REALTOR® Mediation: Resolve Conflicts and Preserve Relationships

By David Evenhuis, Esq.

An arbitration award can sting like a bad call at home plate. Say another broker refused to pay your share of a big commission. As a Realtor® your only recourse was to seek arbitration which almost always results in an all-or-nothing decision—with extremely limited right of appeal. Even though one side may have felt great, the arbitration process can cause long-lasting damage to professional relationships. Let's face it: conflict is part of life in real estate—but good business relationships depend on the ability to work through disputes and not simply dispose of them. We all know that Realtors® must agree to arbitrate their complaints but PAR also provides another process that can help resolve conflicts and save relationships: mediation.

Mediation is similar to negotiation, where parties talk through issues and, perhaps, work out a solution on their own terms. The main difference is that mediation includes a neutral third party—the mediator—to facilitate the discussions. But this is an important difference. Whereas negotiations can get off-track with heated emotions and one-sided bullying, a good mediator sets an agenda and ground rules for discussion, levels the playing field by controlling the parties and helps to overcome deadlocked issues.

The process is less formal than arbitration, because mediation is based on principles of voluntariness and party control. Parties each must agree to mediate a dispute voluntarily: no Realtor® involved in an arbitration can be required to submit to mediation. However, mediation must be made available to all parties involved in arbitrations under the Code of Ethics and Arbitration Manual and the request for mediation may be made at any stage in a conflict.

During a mediation, parties may address important issues that have caused a conflict but which otherwise might not be brought before the arbitrators. And the mediator has no power to impose a judgment, like a judge or arbitrator: her role is to promote communication and help parties reach a satisfactory, creative solution. If the parties don't reach an agreement, either side may request that the case be returned to arbitration. But if the parties do settle, the mediator can draft an agreement on the spot.

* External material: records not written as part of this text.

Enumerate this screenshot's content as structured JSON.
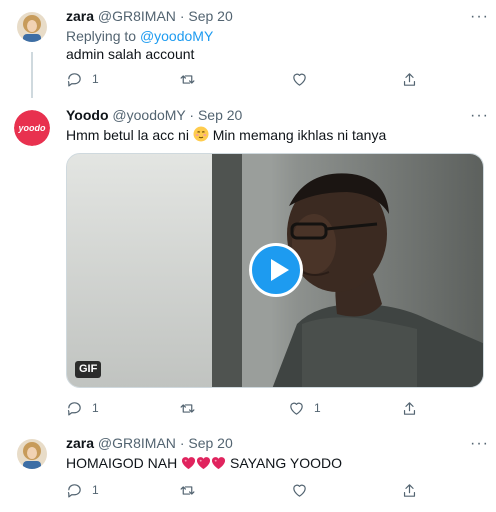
{
  "tweets": [
    {
      "name": "zara",
      "handle": "@GR8IMAN",
      "date": "Sep 20",
      "replying_prefix": "Replying to",
      "replying_handle": "@yoodoMY",
      "text": "admin salah account",
      "reply_count": "1"
    },
    {
      "name": "Yoodo",
      "handle": "@yoodoMY",
      "date": "Sep 20",
      "text_before_emoji": "Hmm betul la acc ni",
      "text_after_emoji": "Min memang ikhlas ni tanya",
      "avatar_text": "yoodo",
      "gif_label": "GIF",
      "reply_count": "1",
      "like_count": "1"
    },
    {
      "name": "zara",
      "handle": "@GR8IMAN",
      "date": "Sep 20",
      "text_before_hearts": "HOMAIGOD NAH",
      "text_after_hearts": "SAYANG YOODO",
      "reply_count": "1"
    }
  ],
  "separator": "·",
  "more_glyph": "···",
  "colors": {
    "brand_yoodo": "#e8314f",
    "link": "#1d9bf0",
    "muted": "#536471",
    "heart": "#e0245e"
  },
  "icons": [
    "reply-icon",
    "retweet-icon",
    "like-icon",
    "share-icon",
    "more-icon",
    "play-icon",
    "blush-emoji",
    "heart-emoji"
  ]
}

Contract disputes among Realtors® tend to lend themselves naturally to mediation. Agency, partnership, and sales issues all involve continuing relationships, as well as specialized terms, and parties can benefit from getting through these disputes without burning bridges. In PAR mediations, Realtors® can choose a neutral who knows their industry and regional practices. The parties can also choose how involved the neutral will be in the process and which issues to focus on.

PAR maintains a roster of specialized, trained real estate mediators who are available to handle member disputes. The mediators typically are real estate professionals or legal professionals in real estate practice, familiar with industry standards. The process offers Realtors® an effective and creative alternative to resolve their professional disputes, without resorting to risky arbitration. But knowing the options is the first step: contact PAR or the Legal Hotline for more advice on how to move forward with a process that may help to resolve your dispute quickly and effectively.

David Evenhuis is an attorney with Caldwell & Kearns, which serves as general counsel to PAR. He routinely provides advice and counsel to real estate licensees as one of the voices of the PAR Legal Hotline. In addition to providing counsel and representation, Mr. Evenhuis has mediated many disputes between landlords and tenants, business disputes between partners, and complaints of employment discrimination. He may be reached at